The marriage contract is a formal deed in which a future husband and wife set out any terms of their marriage as they see fit, albeit within the confines of the legal rules. They may not deviate from those rules governing public order and common decency, from those setting out the respective rights and duties of the husband and wife or the rules which deal with the management of communal estate and assets. If there is no marriage contract, then they are governed by the statutory prenuptial system. A husband and wife may change their marriage contract during their marriage

Procedure for Signing a Marriage Contract

The contact must be drawn up prior to marriage. To this end, the parties must appear before a notary, who draws up the deed with a view to having it signed.

Either party who is unable to attend may be represented by a proxy by means of a special power of attorney executed before a notary.

The marriage contract takes effect on the date of the civil marriage ceremony.

The marriage certificate must provide the following information: date of the contract, the name and address of the notary who drew up the contract, and the type of marriage contract. Failing this, any clauses derogating from the statutory system may not be applied to third parties who engaged in contractual relationships with the husband and wife without knowledge of their marriage contract.

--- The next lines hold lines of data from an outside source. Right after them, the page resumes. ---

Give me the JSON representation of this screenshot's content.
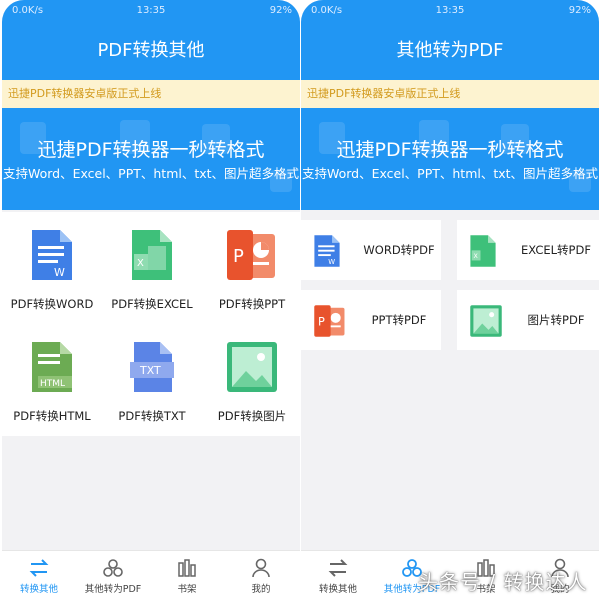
{
  "colors": {
    "primary": "#2196f3",
    "notice_bg": "#fdf3d0",
    "notice_text": "#d29a1d",
    "active_tab": "#2196f3"
  },
  "status": {
    "left": "0.0K/s",
    "time": "13:35",
    "right": "92%"
  },
  "left": {
    "title": "PDF转换其他",
    "notice": "迅捷PDF转换器安卓版正式上线",
    "banner": {
      "title": "迅捷PDF转换器一秒转格式",
      "subtitle": "支持Word、Excel、PPT、html、txt、图片超多格式"
    },
    "items": [
      {
        "label": "PDF转换WORD",
        "icon": "word-doc-icon"
      },
      {
        "label": "PDF转换EXCEL",
        "icon": "excel-doc-icon"
      },
      {
        "label": "PDF转换PPT",
        "icon": "ppt-doc-icon"
      },
      {
        "label": "PDF转换HTML",
        "icon": "html-doc-icon"
      },
      {
        "label": "PDF转换TXT",
        "icon": "txt-doc-icon"
      },
      {
        "label": "PDF转换图片",
        "icon": "image-doc-icon"
      }
    ],
    "tabs": [
      {
        "label": "转换其他",
        "icon": "convert-arrows-icon"
      },
      {
        "label": "其他转为PDF",
        "icon": "recycle-icon"
      },
      {
        "label": "书架",
        "icon": "bookshelf-icon"
      },
      {
        "label": "我的",
        "icon": "user-icon"
      }
    ]
  },
  "right": {
    "title": "其他转为PDF",
    "notice": "迅捷PDF转换器安卓版正式上线",
    "banner": {
      "title": "迅捷PDF转换器一秒转格式",
      "subtitle": "支持Word、Excel、PPT、html、txt、图片超多格式"
    },
    "items": [
      {
        "label": "WORD转PDF",
        "icon": "word-doc-icon"
      },
      {
        "label": "EXCEL转PDF",
        "icon": "excel-doc-icon"
      },
      {
        "label": "PPT转PDF",
        "icon": "ppt-doc-icon"
      },
      {
        "label": "图片转PDF",
        "icon": "image-doc-icon"
      }
    ],
    "tabs": [
      {
        "label": "转换其他",
        "icon": "convert-arrows-icon"
      },
      {
        "label": "其他转为PDF",
        "icon": "recycle-icon"
      },
      {
        "label": "书架",
        "icon": "bookshelf-icon"
      },
      {
        "label": "我的",
        "icon": "user-icon"
      }
    ]
  },
  "watermark": "头条号 / 转换达人"
}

Any transfer of real estate in connection with a marriage contract must be registered with the mortgage registration office. All the marriage contracts must be registered with the Central Register of Marriage Contracts (CRM). If an agreement deviates from the proportional distribution rule or provides for the appointment of an heir, it must also be registered with the Central Register of Last Wills and Testaments (CRT).

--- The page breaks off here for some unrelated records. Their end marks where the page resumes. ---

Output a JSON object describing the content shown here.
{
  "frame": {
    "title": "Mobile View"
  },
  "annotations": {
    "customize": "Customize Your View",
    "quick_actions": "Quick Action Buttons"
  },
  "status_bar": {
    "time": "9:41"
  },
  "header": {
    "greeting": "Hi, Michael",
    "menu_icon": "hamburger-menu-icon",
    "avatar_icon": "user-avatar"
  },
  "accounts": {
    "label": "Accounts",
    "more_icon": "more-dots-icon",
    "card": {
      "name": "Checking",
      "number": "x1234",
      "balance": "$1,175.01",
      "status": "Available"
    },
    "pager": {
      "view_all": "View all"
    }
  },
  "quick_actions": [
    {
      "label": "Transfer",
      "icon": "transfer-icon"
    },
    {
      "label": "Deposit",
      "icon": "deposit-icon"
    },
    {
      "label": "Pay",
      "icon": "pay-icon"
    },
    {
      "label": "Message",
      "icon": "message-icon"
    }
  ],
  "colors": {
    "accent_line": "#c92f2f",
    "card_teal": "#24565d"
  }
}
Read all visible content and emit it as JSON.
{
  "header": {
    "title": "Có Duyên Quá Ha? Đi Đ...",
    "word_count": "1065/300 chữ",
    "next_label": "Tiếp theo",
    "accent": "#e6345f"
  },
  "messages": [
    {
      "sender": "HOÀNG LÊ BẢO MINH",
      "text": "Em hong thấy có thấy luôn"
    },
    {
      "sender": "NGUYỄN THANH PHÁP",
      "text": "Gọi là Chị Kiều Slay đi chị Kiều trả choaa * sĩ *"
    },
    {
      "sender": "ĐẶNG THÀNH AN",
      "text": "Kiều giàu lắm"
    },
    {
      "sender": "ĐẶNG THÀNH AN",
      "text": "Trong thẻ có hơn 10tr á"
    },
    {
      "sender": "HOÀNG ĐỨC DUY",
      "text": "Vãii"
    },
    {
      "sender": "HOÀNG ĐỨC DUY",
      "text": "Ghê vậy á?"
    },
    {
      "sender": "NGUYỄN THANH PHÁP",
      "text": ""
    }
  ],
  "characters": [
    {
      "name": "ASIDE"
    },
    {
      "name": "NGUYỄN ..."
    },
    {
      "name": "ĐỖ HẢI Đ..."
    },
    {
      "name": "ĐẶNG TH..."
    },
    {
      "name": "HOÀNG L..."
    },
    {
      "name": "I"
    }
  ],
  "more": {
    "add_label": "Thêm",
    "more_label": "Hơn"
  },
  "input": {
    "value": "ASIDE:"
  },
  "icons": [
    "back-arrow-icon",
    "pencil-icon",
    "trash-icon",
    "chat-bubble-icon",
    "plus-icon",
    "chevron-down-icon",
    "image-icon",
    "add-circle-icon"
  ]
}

If one of the spouses is a merchant, within one month after the marriage contract is drawn up the marriage certificate must be sent to the clerk of the Commercial Court in whose jurisdiction the spouse in question is listed in the trade register.

The Prenuptial Agreement

A prenuptial agreement includes all the rules governing the ownership and use of assets during the marriage and the settlement of said assets in the event that the marriage is dissolved. The prenuptial agreement takes effect on the day of the marriage ceremony and ends upon the death of one of the spouses, with their legal separation, divorce, the legal separation of their assets or the adoption of another prenuptial agreement.

Different Kinds of Marriage Systems

The statutory system is the system of communal estate of husband and wife comprising only property acquired after their marriage. It applies in the absence of a marriage contract. It is based on three types of estate: a) estate belonging to the husband; b) estate belonging to the wife; c) estate common to the husband and wife. The spouses are independent with respect to their own estates and equal with respect to their communal estate.

The system of separate estates by prenuptial agreement only applies if it has been expressly selected in the marriage contract. Under this system, there is no communal estate. There is, in principle, a full separation of assets and debts, and each of the spouses manages his or her own assets.

These systems are not mutually exclusive. They may be modified by means of special clauses. During the contract, the spouses may amend the prenuptial agreement before a notary.